EXERCISE =
Only the lines from the one containing "Parse this screenshot: output" through the end of the material are to be echoed, each exactly as it appears.
──────────
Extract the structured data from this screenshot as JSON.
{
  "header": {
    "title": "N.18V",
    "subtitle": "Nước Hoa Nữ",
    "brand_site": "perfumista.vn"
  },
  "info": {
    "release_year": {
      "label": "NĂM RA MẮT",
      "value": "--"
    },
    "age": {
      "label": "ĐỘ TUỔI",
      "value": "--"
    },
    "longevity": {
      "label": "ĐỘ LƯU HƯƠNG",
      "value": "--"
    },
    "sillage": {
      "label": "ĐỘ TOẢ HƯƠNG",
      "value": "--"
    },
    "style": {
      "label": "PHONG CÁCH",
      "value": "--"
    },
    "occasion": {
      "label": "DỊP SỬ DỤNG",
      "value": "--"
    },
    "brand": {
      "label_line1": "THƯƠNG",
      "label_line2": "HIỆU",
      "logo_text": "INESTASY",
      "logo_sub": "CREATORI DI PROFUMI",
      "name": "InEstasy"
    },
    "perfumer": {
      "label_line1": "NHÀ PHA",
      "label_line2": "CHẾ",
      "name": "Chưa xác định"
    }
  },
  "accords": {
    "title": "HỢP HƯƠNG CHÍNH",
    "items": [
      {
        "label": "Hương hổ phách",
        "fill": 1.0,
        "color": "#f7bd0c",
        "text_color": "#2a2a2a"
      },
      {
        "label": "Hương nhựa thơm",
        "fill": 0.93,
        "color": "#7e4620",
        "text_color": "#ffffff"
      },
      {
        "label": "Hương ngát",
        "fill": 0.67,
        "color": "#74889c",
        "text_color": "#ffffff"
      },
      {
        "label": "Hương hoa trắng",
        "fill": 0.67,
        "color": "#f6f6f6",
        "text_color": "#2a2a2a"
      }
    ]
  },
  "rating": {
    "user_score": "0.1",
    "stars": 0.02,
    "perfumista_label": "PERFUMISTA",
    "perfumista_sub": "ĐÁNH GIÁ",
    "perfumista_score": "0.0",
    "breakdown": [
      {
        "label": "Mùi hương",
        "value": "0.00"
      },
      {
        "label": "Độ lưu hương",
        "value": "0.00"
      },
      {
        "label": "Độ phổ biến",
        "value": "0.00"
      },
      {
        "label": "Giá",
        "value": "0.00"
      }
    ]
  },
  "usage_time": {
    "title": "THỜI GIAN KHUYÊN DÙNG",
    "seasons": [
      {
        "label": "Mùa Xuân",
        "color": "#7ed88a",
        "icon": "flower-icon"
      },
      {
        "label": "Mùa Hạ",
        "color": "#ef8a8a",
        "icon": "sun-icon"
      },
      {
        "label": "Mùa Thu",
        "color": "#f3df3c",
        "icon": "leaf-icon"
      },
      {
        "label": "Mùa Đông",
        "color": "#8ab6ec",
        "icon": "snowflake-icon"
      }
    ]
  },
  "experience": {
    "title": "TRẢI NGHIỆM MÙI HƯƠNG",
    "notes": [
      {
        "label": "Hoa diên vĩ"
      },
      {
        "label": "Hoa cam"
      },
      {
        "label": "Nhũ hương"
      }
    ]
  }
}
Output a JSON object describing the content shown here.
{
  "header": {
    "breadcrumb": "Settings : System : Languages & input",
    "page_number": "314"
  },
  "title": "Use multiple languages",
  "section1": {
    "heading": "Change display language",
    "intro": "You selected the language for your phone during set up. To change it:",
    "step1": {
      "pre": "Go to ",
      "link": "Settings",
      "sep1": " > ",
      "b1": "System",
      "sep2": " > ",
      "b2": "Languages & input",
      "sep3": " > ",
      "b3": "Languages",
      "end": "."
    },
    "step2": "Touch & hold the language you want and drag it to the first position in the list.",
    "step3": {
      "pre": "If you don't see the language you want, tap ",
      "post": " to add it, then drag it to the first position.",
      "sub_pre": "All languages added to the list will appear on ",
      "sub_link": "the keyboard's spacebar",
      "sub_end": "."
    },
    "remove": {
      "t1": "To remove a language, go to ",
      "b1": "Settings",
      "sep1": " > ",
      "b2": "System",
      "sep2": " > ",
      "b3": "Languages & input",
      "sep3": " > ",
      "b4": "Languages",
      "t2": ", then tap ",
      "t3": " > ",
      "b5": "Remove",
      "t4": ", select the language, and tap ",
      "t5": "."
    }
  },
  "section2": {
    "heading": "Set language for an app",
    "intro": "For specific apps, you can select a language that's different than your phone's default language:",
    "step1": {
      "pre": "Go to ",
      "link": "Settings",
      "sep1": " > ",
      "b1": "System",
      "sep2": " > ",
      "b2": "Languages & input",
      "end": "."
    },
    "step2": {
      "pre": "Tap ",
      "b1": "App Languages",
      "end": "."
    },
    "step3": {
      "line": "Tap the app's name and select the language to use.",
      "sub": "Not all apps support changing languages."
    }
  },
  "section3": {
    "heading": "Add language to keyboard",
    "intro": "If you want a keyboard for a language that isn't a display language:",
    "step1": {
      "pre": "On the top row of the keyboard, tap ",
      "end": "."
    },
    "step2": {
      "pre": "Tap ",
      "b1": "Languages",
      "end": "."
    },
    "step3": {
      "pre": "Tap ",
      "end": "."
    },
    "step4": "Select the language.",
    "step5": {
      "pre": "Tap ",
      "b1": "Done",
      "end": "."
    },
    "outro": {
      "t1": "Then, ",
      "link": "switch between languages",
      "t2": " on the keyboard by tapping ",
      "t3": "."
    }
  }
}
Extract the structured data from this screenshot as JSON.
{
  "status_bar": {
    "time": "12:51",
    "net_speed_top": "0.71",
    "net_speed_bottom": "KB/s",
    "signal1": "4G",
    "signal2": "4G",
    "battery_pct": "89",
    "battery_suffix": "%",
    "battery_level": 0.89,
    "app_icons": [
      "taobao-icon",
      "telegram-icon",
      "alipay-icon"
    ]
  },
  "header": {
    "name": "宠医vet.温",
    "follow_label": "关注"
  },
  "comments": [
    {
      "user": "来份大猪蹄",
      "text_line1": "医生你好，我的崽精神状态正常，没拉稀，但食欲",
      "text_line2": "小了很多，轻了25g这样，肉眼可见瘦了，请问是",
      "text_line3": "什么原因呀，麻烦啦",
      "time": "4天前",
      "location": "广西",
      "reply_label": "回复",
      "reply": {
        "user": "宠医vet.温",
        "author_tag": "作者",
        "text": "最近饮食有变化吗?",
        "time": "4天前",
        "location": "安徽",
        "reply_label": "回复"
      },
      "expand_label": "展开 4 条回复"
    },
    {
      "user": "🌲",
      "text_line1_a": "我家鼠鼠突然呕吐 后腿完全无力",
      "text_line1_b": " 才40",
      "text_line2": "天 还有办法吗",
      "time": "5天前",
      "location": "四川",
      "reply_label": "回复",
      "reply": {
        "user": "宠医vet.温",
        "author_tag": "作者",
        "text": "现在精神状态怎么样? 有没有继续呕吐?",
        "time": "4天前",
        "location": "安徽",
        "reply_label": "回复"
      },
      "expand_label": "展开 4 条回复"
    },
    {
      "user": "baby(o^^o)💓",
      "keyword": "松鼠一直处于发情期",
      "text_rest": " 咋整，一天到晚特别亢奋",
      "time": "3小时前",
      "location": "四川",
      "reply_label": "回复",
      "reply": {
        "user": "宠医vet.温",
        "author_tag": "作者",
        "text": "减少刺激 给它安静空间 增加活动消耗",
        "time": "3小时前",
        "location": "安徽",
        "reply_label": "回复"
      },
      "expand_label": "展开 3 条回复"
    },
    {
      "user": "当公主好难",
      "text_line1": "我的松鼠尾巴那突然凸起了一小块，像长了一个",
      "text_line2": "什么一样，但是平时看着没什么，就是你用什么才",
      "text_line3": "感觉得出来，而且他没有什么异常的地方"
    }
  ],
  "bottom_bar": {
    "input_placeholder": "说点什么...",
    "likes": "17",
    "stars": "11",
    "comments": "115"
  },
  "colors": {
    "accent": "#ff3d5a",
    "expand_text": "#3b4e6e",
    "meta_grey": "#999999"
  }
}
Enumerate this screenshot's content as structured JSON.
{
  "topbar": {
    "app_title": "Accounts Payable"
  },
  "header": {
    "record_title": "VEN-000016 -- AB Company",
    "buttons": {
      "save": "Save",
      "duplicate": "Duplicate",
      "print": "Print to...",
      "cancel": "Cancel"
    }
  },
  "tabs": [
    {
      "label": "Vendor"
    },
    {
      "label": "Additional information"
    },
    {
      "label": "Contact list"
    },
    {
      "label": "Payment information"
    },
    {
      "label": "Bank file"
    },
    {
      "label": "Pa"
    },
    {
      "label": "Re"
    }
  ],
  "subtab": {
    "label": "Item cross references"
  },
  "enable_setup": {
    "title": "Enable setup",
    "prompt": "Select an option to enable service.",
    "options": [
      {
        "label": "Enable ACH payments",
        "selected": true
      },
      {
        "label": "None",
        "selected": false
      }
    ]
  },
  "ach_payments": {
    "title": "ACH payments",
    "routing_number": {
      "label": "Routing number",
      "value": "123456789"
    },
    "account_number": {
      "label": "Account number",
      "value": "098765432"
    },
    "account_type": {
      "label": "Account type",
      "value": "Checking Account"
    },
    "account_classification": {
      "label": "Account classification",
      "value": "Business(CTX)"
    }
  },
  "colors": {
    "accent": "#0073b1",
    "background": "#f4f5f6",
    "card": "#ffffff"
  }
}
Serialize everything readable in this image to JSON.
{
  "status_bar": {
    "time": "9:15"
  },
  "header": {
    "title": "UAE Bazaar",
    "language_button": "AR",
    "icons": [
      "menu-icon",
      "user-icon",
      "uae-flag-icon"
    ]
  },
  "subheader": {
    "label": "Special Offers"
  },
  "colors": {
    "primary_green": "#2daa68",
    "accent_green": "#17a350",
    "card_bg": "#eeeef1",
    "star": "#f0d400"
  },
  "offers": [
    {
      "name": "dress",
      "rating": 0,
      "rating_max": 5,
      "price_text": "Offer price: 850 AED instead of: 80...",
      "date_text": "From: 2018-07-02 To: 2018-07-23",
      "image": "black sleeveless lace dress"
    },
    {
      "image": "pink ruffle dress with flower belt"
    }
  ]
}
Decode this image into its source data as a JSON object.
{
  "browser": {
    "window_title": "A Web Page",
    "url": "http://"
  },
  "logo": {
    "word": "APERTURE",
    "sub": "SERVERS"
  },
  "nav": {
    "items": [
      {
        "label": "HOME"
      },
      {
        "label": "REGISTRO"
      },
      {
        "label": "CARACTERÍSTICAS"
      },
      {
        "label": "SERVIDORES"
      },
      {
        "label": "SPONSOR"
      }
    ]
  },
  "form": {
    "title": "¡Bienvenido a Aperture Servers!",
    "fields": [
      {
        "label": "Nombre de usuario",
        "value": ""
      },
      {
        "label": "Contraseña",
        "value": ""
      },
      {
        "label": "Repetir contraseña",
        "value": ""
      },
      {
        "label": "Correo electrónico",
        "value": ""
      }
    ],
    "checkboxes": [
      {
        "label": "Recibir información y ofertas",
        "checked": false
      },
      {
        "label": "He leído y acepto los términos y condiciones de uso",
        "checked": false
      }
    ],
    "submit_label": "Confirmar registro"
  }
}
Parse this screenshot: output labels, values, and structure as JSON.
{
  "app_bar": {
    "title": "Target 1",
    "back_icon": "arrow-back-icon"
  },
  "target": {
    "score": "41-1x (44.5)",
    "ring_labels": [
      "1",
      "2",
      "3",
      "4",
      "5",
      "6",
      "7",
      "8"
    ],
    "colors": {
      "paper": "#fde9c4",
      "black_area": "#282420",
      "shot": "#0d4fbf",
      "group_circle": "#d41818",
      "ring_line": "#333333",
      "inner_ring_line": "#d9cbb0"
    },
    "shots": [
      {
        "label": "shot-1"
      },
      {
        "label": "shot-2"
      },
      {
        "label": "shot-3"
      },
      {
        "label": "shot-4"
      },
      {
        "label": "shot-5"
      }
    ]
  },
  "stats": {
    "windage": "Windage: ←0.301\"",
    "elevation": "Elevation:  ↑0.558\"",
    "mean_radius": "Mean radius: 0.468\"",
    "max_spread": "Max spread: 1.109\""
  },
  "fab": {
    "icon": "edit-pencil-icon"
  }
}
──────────
YOUR SOLUTION =
Parse this screenshot: output labels, values, and structure as JSON.
{
  "app_bar": {
    "title": "Target 1",
    "back_icon": "arrow-back-icon"
  },
  "target": {
    "score": "41-1x (44.5)",
    "ring_labels": [
      "1",
      "2",
      "3",
      "4",
      "5",
      "6",
      "7",
      "8"
    ],
    "colors": {
      "paper": "#fde9c4",
      "black_area": "#282420",
      "shot": "#0d4fbf",
      "group_circle": "#d41818",
      "ring_line": "#333333",
      "inner_ring_line": "#d9cbb0"
    },
    "shots": [
      {
        "label": "shot-1"
      },
      {
        "label": "shot-2"
      },
      {
        "label": "shot-3"
      },
      {
        "label": "shot-4"
      },
      {
        "label": "shot-5"
      }
    ]
  },
  "stats": {
    "windage": "Windage: ←0.301\"",
    "elevation": "Elevation:  ↑0.558\"",
    "mean_radius": "Mean radius: 0.468\"",
    "max_spread": "Max spread: 1.109\""
  },
  "fab": {
    "icon": "edit-pencil-icon"
  }
}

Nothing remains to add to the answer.